FIG. 5 is an equivalent circuit of the VCO illustrated in FIGS. 1 and 2. Components of FIG. 5 which are similar to components in FIGS. 1 and 2 have been given similar numbers.

While a VCO with a coaxial resonant cavity is illustrated, it should be understood by those skilled in the art that other types of resonant cavities might be incorporated with a capacitive probe being utilized as the power output coupling apparatus. Further, the structure is applicable to other types of VCO's wherein the resonant cavity resonator is replaced by a resonator formed by stripline, micro-strip, waveguide, etc.

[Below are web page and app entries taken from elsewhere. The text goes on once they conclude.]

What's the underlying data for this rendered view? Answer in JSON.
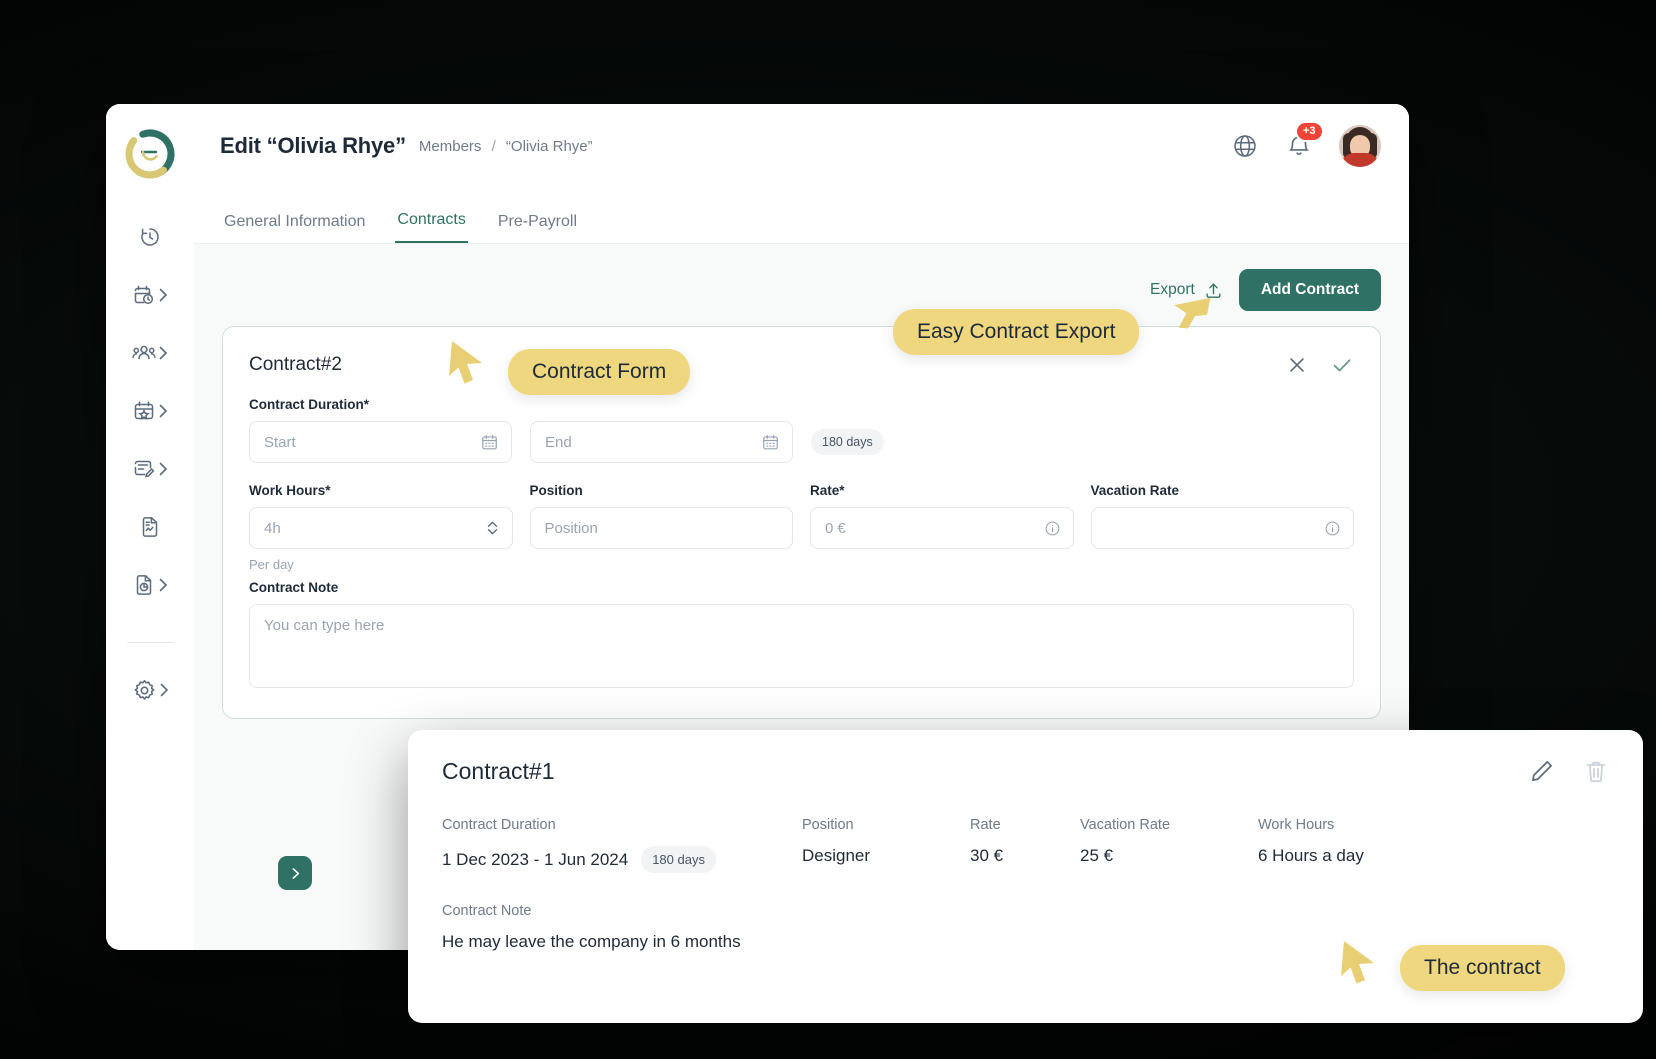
{
  "header": {
    "page_title": "Edit “Olivia Rhye”",
    "breadcrumb_parent": "Members",
    "breadcrumb_sep": "/",
    "breadcrumb_current": "“Olivia Rhye”",
    "language_icon": "globe-icon",
    "notifications_icon": "bell-icon",
    "notifications_badge": "+3",
    "avatar": "user-avatar"
  },
  "sidebar": {
    "logo": "company-logo",
    "items": [
      {
        "name": "time-tracking",
        "icon": "timer-icon",
        "has_chevron": false
      },
      {
        "name": "schedule",
        "icon": "calendar-clock-icon",
        "has_chevron": true
      },
      {
        "name": "members",
        "icon": "people-icon",
        "has_chevron": true
      },
      {
        "name": "events",
        "icon": "calendar-star-icon",
        "has_chevron": true
      },
      {
        "name": "requests",
        "icon": "note-edit-icon",
        "has_chevron": true
      },
      {
        "name": "documents",
        "icon": "file-chart-icon",
        "has_chevron": false
      },
      {
        "name": "reports",
        "icon": "file-pie-icon",
        "has_chevron": true
      },
      {
        "name": "settings",
        "icon": "gear-icon",
        "has_chevron": true
      }
    ],
    "expand_icon": "chevron-right-icon"
  },
  "tabs": [
    {
      "label": "General Information",
      "active": false
    },
    {
      "label": "Contracts",
      "active": true
    },
    {
      "label": "Pre-Payroll",
      "active": false
    }
  ],
  "actions": {
    "export_label": "Export",
    "export_icon": "upload-icon",
    "add_contract_label": "Add Contract"
  },
  "contract_form": {
    "title": "Contract#2",
    "cancel_icon": "close-icon",
    "confirm_icon": "check-icon",
    "duration_label": "Contract Duration*",
    "start_placeholder": "Start",
    "end_placeholder": "End",
    "calendar_icon": "calendar-icon",
    "duration_pill": "180 days",
    "work_hours_label": "Work Hours*",
    "work_hours_value": "4h",
    "stepper_icon": "up-down-chevron-icon",
    "work_hours_helper": "Per day",
    "position_label": "Position",
    "position_placeholder": "Position",
    "rate_label": "Rate*",
    "rate_placeholder": "0 €",
    "rate_info_icon": "info-icon",
    "vacation_rate_label": "Vacation Rate",
    "vacation_rate_placeholder": "",
    "vacation_info_icon": "info-icon",
    "note_label": "Contract Note",
    "note_placeholder": "You can type here"
  },
  "contract_detail": {
    "title": "Contract#1",
    "edit_icon": "pencil-icon",
    "delete_icon": "trash-icon",
    "columns": [
      {
        "label": "Contract Duration",
        "value": "1 Dec 2023 - 1 Jun 2024",
        "pill": "180 days"
      },
      {
        "label": "Position",
        "value": "Designer",
        "pill": ""
      },
      {
        "label": "Rate",
        "value": "30 €",
        "pill": ""
      },
      {
        "label": "Vacation Rate",
        "value": "25 €",
        "pill": ""
      },
      {
        "label": "Work Hours",
        "value": "6 Hours a day",
        "pill": ""
      }
    ],
    "note_label": "Contract Note",
    "note_value": "He may leave the company in 6 months"
  },
  "callouts": [
    {
      "text": "Contract Form"
    },
    {
      "text": "Easy Contract Export"
    },
    {
      "text": "The contract"
    }
  ],
  "colors": {
    "brand_green": "#2f7265",
    "callout_yellow": "#eed77f",
    "badge_red": "#f04438",
    "cursor_yellow": "#e8cf73"
  }
}
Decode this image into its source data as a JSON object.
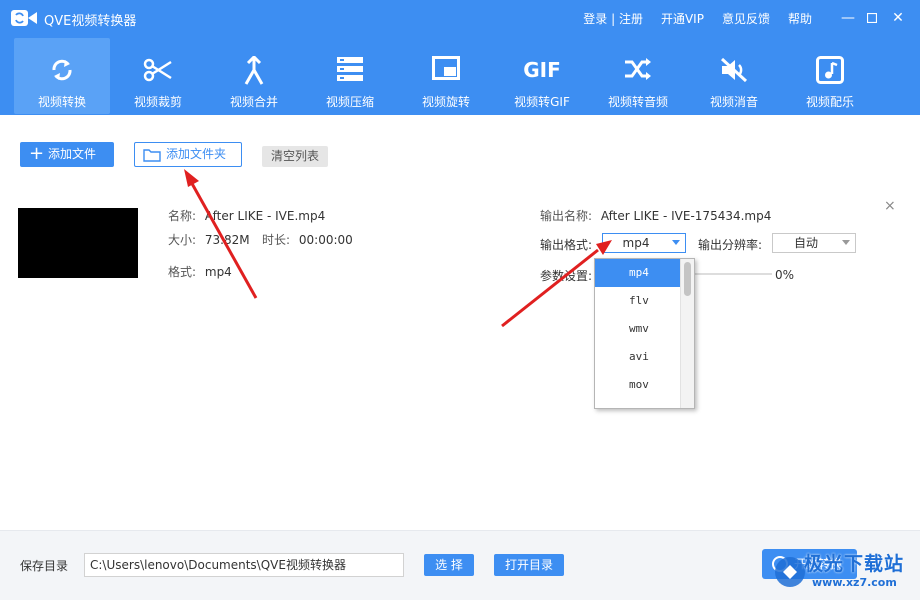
{
  "app": {
    "title": "QVE视频转换器",
    "links": [
      "登录 | 注册",
      "开通VIP",
      "意见反馈",
      "帮助"
    ]
  },
  "toolbar": {
    "items": [
      {
        "label": "视频转换",
        "icon": "convert-icon"
      },
      {
        "label": "视频裁剪",
        "icon": "scissors-icon"
      },
      {
        "label": "视频合并",
        "icon": "merge-icon"
      },
      {
        "label": "视频压缩",
        "icon": "compress-icon"
      },
      {
        "label": "视频旋转",
        "icon": "rotate-icon"
      },
      {
        "label": "视频转GIF",
        "icon": "gif-icon"
      },
      {
        "label": "视频转音频",
        "icon": "shuffle-icon"
      },
      {
        "label": "视频消音",
        "icon": "mute-icon"
      },
      {
        "label": "视频配乐",
        "icon": "music-icon"
      }
    ],
    "gif_text": "GIF"
  },
  "actions": {
    "add_file": "添加文件",
    "add_folder": "添加文件夹",
    "clear_list": "清空列表"
  },
  "file": {
    "name_label": "名称:",
    "name": "After LIKE - IVE.mp4",
    "size_label": "大小:",
    "size": "73.82M",
    "duration_label": "时长:",
    "duration": "00:00:00",
    "format_label": "格式:",
    "format": "mp4",
    "output_name_label": "输出名称:",
    "output_name": "After LIKE - IVE-175434.mp4",
    "output_format_label": "输出格式:",
    "output_format": "mp4",
    "resolution_label": "输出分辨率:",
    "resolution": "自动",
    "params_label": "参数设置:",
    "progress": "0%",
    "progress_value": 0
  },
  "format_dropdown": {
    "options": [
      "mp4",
      "flv",
      "wmv",
      "avi",
      "mov"
    ],
    "selected": "mp4"
  },
  "bottom": {
    "save_label": "保存目录",
    "path": "C:\\Users\\lenovo\\Documents\\QVE视频转换器",
    "choose": "选 择",
    "open_dir": "打开目录",
    "start": "开始转换"
  },
  "watermark": {
    "text": "极光下载站",
    "url": "www.xz7.com"
  },
  "colors": {
    "accent": "#3d8ef2",
    "arrow": "#e02020"
  }
}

Thus, an optimum coupling scheme for wideband VCO's is disclosed wherein the capacity of the output coupling apparatus is adjusted over the range of the VCO to maintain the output power substantially constant. This scheme also provides a wider tuning range mainly due to an increase in the high frequency. In addition greater power output over the tuned bandwidth, better performance over temperature variations, minimizing high frequency mode switching, and lower phase noise at high frequencies is provided.

While I have shown and described a specific embodiment of this invention, further modifications and improvements will occur to those skilled in the art. I desire it to be understood, therefore, that this invention is not limited to the particular form shown and I intend in the appended claims to cover all modifications which do not depart from the spirit and scope of this invention.

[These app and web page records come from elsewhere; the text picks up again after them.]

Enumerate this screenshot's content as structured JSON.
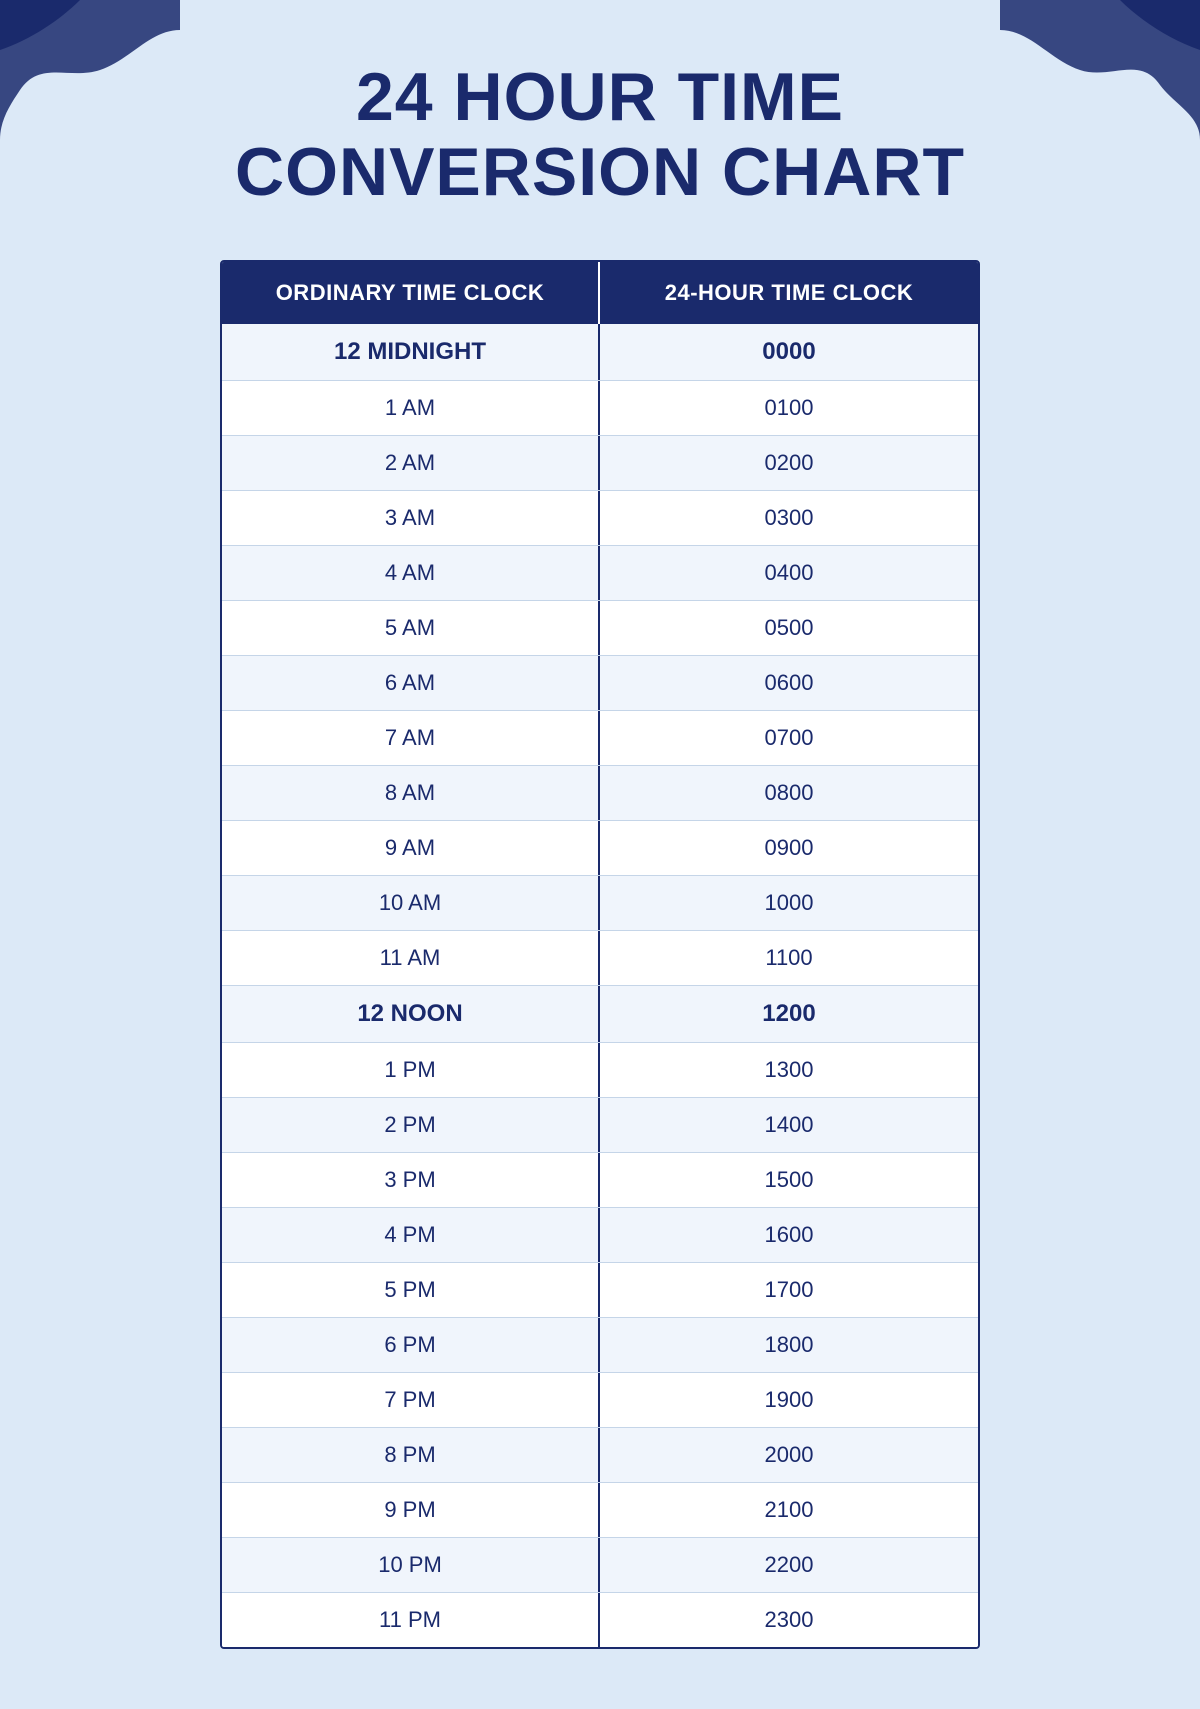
{
  "page": {
    "background_color": "#dce9f7",
    "title_line1": "24 HOUR TIME",
    "title_line2": "CONVERSION CHART"
  },
  "table": {
    "header": {
      "col1": "ORDINARY TIME CLOCK",
      "col2": "24-HOUR TIME CLOCK"
    },
    "rows": [
      {
        "ordinary": "12 MIDNIGHT",
        "military": "0000",
        "special": "midnight"
      },
      {
        "ordinary": "1 AM",
        "military": "0100",
        "special": ""
      },
      {
        "ordinary": "2 AM",
        "military": "0200",
        "special": ""
      },
      {
        "ordinary": "3 AM",
        "military": "0300",
        "special": ""
      },
      {
        "ordinary": "4 AM",
        "military": "0400",
        "special": ""
      },
      {
        "ordinary": "5 AM",
        "military": "0500",
        "special": ""
      },
      {
        "ordinary": "6 AM",
        "military": "0600",
        "special": ""
      },
      {
        "ordinary": "7 AM",
        "military": "0700",
        "special": ""
      },
      {
        "ordinary": "8 AM",
        "military": "0800",
        "special": ""
      },
      {
        "ordinary": "9 AM",
        "military": "0900",
        "special": ""
      },
      {
        "ordinary": "10 AM",
        "military": "1000",
        "special": ""
      },
      {
        "ordinary": "11 AM",
        "military": "1100",
        "special": ""
      },
      {
        "ordinary": "12 NOON",
        "military": "1200",
        "special": "noon"
      },
      {
        "ordinary": "1 PM",
        "military": "1300",
        "special": ""
      },
      {
        "ordinary": "2 PM",
        "military": "1400",
        "special": ""
      },
      {
        "ordinary": "3 PM",
        "military": "1500",
        "special": ""
      },
      {
        "ordinary": "4 PM",
        "military": "1600",
        "special": ""
      },
      {
        "ordinary": "5 PM",
        "military": "1700",
        "special": ""
      },
      {
        "ordinary": "6 PM",
        "military": "1800",
        "special": ""
      },
      {
        "ordinary": "7 PM",
        "military": "1900",
        "special": ""
      },
      {
        "ordinary": "8 PM",
        "military": "2000",
        "special": ""
      },
      {
        "ordinary": "9 PM",
        "military": "2100",
        "special": ""
      },
      {
        "ordinary": "10 PM",
        "military": "2200",
        "special": ""
      },
      {
        "ordinary": "11 PM",
        "military": "2300",
        "special": ""
      }
    ]
  }
}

Patent Citations
Cited PatentFiling datePublication dateApplicantTitle
US3599118 *Oct 16, 1969Aug 10, 1971Kruse Storke ElectronicsVaractor tuned negative resistance diode microwave oscillators
US3665339 *Sep 25, 1970May 23, 1972Atomic Energy CommissionSelf-pulsed microwave oscillator
US3789322 *Nov 24, 1972Jan 29, 1974United Aircraft CorpMicrowave cavity tuning loop including a varactor
GB992645A * Title not available
Referenced by
Citing PatentFiling datePublication dateApplicantTitle
US5013933 *Dec 16, 1985May 7, 1991Hughes Aircraft CompanyBias circuit for solid state devices
US5285178 *Oct 7, 1992Feb 8, 1994Telefonaktiebolaget L M EricssonCombiner resonator having an I-beam shaped element disposed within its cavity
US5625325 *Dec 22, 1995Apr 29, 1997Microtune, Inc.System and method for phase lock loop gain stabilization
Classifications
U.S. Classification331/101, 331/177.00V, 331/107.00C
International ClassificationH03B9/14
Cooperative ClassificationH03B9/141
European ClassificationH03B9/14B
Legal Events
DateCodeEventDescription
Jun 28, 1982ASAssignment
Owner name: MOTOROLA, INC., SCHAUMBURG, IL, A CORP. OF DE
Free format text: ASSIGNMENT OF ASSIGNORS INTEREST.;ASSIGNOR:STRINGFELLOW, MARTIN S.;REEL/FRAME:004017/0359
Effective date: 19820624
Jun 14, 1988REMIMaintenance fee reminder mailed
Nov 13, 1988LAPSLapse for failure to pay maintenance fees
Jan 31, 1989FPExpired due to failure to pay maintenance fee
Effective date: 19881113